-- Action item --
The full set of lines below has to be written out again exactly.

-- Supplied records --
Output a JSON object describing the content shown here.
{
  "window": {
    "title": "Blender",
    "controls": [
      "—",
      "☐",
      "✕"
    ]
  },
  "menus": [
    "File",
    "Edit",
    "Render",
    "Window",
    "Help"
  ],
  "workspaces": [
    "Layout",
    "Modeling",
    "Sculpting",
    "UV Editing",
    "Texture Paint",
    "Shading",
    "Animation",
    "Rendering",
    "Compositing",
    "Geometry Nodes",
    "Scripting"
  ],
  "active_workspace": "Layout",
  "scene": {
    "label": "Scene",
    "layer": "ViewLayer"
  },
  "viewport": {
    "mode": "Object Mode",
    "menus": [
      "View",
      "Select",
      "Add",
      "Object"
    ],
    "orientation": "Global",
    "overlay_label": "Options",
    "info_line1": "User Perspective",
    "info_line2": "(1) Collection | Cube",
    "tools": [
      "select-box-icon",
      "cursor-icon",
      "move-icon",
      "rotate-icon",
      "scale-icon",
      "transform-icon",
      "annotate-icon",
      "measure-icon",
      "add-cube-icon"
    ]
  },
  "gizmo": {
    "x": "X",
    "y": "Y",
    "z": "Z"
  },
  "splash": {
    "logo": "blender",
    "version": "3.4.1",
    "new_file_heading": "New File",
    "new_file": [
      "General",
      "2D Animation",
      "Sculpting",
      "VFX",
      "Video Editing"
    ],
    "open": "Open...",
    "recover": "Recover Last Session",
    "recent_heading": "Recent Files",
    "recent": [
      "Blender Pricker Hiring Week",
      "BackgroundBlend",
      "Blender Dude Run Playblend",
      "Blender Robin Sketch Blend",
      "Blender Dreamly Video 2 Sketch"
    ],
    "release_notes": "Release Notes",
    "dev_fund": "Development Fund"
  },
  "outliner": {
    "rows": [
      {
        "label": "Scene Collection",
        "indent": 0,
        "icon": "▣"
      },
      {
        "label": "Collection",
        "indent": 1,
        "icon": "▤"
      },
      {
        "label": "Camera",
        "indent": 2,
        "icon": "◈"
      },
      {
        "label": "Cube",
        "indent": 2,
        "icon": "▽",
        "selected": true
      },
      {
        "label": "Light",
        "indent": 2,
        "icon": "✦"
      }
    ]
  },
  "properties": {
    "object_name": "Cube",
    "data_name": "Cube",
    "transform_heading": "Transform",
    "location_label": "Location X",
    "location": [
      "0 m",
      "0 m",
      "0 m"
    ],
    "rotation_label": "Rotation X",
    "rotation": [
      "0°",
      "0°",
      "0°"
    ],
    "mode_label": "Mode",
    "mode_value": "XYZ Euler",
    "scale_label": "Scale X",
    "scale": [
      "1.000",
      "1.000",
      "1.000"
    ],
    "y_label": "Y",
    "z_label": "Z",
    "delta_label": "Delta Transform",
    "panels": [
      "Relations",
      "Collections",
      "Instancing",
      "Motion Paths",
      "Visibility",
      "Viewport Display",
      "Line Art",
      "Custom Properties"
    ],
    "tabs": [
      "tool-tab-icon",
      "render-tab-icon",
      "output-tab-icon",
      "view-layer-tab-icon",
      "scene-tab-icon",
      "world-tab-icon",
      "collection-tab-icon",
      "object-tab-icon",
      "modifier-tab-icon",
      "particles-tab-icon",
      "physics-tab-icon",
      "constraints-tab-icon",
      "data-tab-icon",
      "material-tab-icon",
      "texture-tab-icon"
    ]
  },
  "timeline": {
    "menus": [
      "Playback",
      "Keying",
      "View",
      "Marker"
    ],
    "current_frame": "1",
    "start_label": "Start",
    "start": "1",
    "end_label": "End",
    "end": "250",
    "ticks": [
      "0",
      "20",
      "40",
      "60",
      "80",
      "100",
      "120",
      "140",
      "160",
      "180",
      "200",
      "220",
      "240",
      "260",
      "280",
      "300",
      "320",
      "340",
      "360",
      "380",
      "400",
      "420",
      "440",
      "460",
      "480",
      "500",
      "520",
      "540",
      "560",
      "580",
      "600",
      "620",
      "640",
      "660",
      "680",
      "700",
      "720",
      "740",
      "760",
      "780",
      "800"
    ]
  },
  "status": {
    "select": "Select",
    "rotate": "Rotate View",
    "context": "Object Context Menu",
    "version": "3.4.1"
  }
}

-- Solution --
Output a JSON object describing the content shown here.
{
  "window": {
    "title": "Blender",
    "controls": [
      "—",
      "☐",
      "✕"
    ]
  },
  "menus": [
    "File",
    "Edit",
    "Render",
    "Window",
    "Help"
  ],
  "workspaces": [
    "Layout",
    "Modeling",
    "Sculpting",
    "UV Editing",
    "Texture Paint",
    "Shading",
    "Animation",
    "Rendering",
    "Compositing",
    "Geometry Nodes",
    "Scripting"
  ],
  "active_workspace": "Layout",
  "scene": {
    "label": "Scene",
    "layer": "ViewLayer"
  },
  "viewport": {
    "mode": "Object Mode",
    "menus": [
      "View",
      "Select",
      "Add",
      "Object"
    ],
    "orientation": "Global",
    "overlay_label": "Options",
    "info_line1": "User Perspective",
    "info_line2": "(1) Collection | Cube",
    "tools": [
      "select-box-icon",
      "cursor-icon",
      "move-icon",
      "rotate-icon",
      "scale-icon",
      "transform-icon",
      "annotate-icon",
      "measure-icon",
      "add-cube-icon"
    ]
  },
  "gizmo": {
    "x": "X",
    "y": "Y",
    "z": "Z"
  },
  "splash": {
    "logo": "blender",
    "version": "3.4.1",
    "new_file_heading": "New File",
    "new_file": [
      "General",
      "2D Animation",
      "Sculpting",
      "VFX",
      "Video Editing"
    ],
    "open": "Open...",
    "recover": "Recover Last Session",
    "recent_heading": "Recent Files",
    "recent": [
      "Blender Pricker Hiring Week",
      "BackgroundBlend",
      "Blender Dude Run Playblend",
      "Blender Robin Sketch Blend",
      "Blender Dreamly Video 2 Sketch"
    ],
    "release_notes": "Release Notes",
    "dev_fund": "Development Fund"
  },
  "outliner": {
    "rows": [
      {
        "label": "Scene Collection",
        "indent": 0,
        "icon": "▣"
      },
      {
        "label": "Collection",
        "indent": 1,
        "icon": "▤"
      },
      {
        "label": "Camera",
        "indent": 2,
        "icon": "◈"
      },
      {
        "label": "Cube",
        "indent": 2,
        "icon": "▽",
        "selected": true
      },
      {
        "label": "Light",
        "indent": 2,
        "icon": "✦"
      }
    ]
  },
  "properties": {
    "object_name": "Cube",
    "data_name": "Cube",
    "transform_heading": "Transform",
    "location_label": "Location X",
    "location": [
      "0 m",
      "0 m",
      "0 m"
    ],
    "rotation_label": "Rotation X",
    "rotation": [
      "0°",
      "0°",
      "0°"
    ],
    "mode_label": "Mode",
    "mode_value": "XYZ Euler",
    "scale_label": "Scale X",
    "scale": [
      "1.000",
      "1.000",
      "1.000"
    ],
    "y_label": "Y",
    "z_label": "Z",
    "delta_label": "Delta Transform",
    "panels": [
      "Relations",
      "Collections",
      "Instancing",
      "Motion Paths",
      "Visibility",
      "Viewport Display",
      "Line Art",
      "Custom Properties"
    ],
    "tabs": [
      "tool-tab-icon",
      "render-tab-icon",
      "output-tab-icon",
      "view-layer-tab-icon",
      "scene-tab-icon",
      "world-tab-icon",
      "collection-tab-icon",
      "object-tab-icon",
      "modifier-tab-icon",
      "particles-tab-icon",
      "physics-tab-icon",
      "constraints-tab-icon",
      "data-tab-icon",
      "material-tab-icon",
      "texture-tab-icon"
    ]
  },
  "timeline": {
    "menus": [
      "Playback",
      "Keying",
      "View",
      "Marker"
    ],
    "current_frame": "1",
    "start_label": "Start",
    "start": "1",
    "end_label": "End",
    "end": "250",
    "ticks": [
      "0",
      "20",
      "40",
      "60",
      "80",
      "100",
      "120",
      "140",
      "160",
      "180",
      "200",
      "220",
      "240",
      "260",
      "280",
      "300",
      "320",
      "340",
      "360",
      "380",
      "400",
      "420",
      "440",
      "460",
      "480",
      "500",
      "520",
      "540",
      "560",
      "580",
      "600",
      "620",
      "640",
      "660",
      "680",
      "700",
      "720",
      "740",
      "760",
      "780",
      "800"
    ]
  },
  "status": {
    "select": "Select",
    "rotate": "Rotate View",
    "context": "Object Context Menu",
    "version": "3.4.1"
  }
}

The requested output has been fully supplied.